One of the best things I’ve seen that helps spell out a lot of the rules style debates on RPGs was pointed out to me by someone whose name I forget on RPG.net, namely, the difference between Common Law and Statutory Law.

In Common Law, disputes are settled primarily by judges and magistrates, who look to prior cases and try to apply the same decision to the same facts. There is no body of formal law, just an accumulation of cases, and the practice is to look through prior cases and use them to reach a conclusion. In different regions or different nations, different sets of precedents evolve, and there’s no great need to reconcile them, as it’s believed they reflect the beliefs of the people who live under the law.

Statutory Law relies on well-documented laws that specify what rules apply to what actions and what penalties to apply. In the event that a specific law can’t be found, or the law is ambiguous, the judge is supposed to interpret the laws that are written to reach a conclusion that is consistent with prior law. This also forms a body of precedent, but the precedent is a record of how laws have been interpreted (and is often an impetus for the laws to be formally clarified), and is not the basis of the law itself. Consistency among different regions is very important; conflicting interpretations will be brought to higher and higher courts until a final decision is reached.

Those who want “rulings based” games like Common Law. They want a few broad guidelines, and they run their games based on their past rulings of situations. Two different DMs may rule very differently on the same action, but they are then reasonably consistent going forward in their games. They want game companies to provide guiding principles and a few examples, from which they’ll build their body of precedent. They often want to pick and choose which facts may be relevant to a given case, and ignore what seems unnecessary.

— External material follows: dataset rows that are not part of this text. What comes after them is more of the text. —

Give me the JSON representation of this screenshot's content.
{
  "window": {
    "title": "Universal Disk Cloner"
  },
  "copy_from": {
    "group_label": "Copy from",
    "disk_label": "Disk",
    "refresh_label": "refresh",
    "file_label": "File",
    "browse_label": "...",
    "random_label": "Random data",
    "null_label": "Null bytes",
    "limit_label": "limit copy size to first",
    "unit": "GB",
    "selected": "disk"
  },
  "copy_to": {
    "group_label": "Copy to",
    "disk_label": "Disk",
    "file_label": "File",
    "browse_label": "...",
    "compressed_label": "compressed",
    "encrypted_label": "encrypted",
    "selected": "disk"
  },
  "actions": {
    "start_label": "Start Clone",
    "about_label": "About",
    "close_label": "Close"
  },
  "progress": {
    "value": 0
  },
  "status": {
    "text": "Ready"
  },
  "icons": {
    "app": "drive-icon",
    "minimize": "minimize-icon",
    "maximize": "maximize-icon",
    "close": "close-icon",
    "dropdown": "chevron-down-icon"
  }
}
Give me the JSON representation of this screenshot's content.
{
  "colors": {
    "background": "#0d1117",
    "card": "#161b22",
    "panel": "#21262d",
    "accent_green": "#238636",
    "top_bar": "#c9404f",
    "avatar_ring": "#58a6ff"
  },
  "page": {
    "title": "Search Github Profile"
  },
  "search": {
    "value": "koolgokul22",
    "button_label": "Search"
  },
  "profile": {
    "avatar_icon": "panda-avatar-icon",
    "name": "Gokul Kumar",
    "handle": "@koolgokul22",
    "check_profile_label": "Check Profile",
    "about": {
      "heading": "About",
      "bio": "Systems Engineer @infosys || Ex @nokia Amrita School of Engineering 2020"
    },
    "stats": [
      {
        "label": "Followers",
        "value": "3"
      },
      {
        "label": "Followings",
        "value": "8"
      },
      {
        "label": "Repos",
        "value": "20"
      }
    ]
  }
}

Those who want “rules based” games like Statutory Law. They want a well-defined set of rules that spell out as many situations as possible. They recognize no set of rules can be complete, but they see the role of the DM as finding the closest possible rule and extending it just enough to cover the situation, and this then creates a new rule. They want game companies (the “legislature”) to correct poor rules or provide final and absolute answers to contradictory rules. They want a clear listing of all factors to be considered when applying a rule.

Neither of these is likely to be absolute, and neither is “better” or “worse”, but they satisfy different needs and appeal to different people.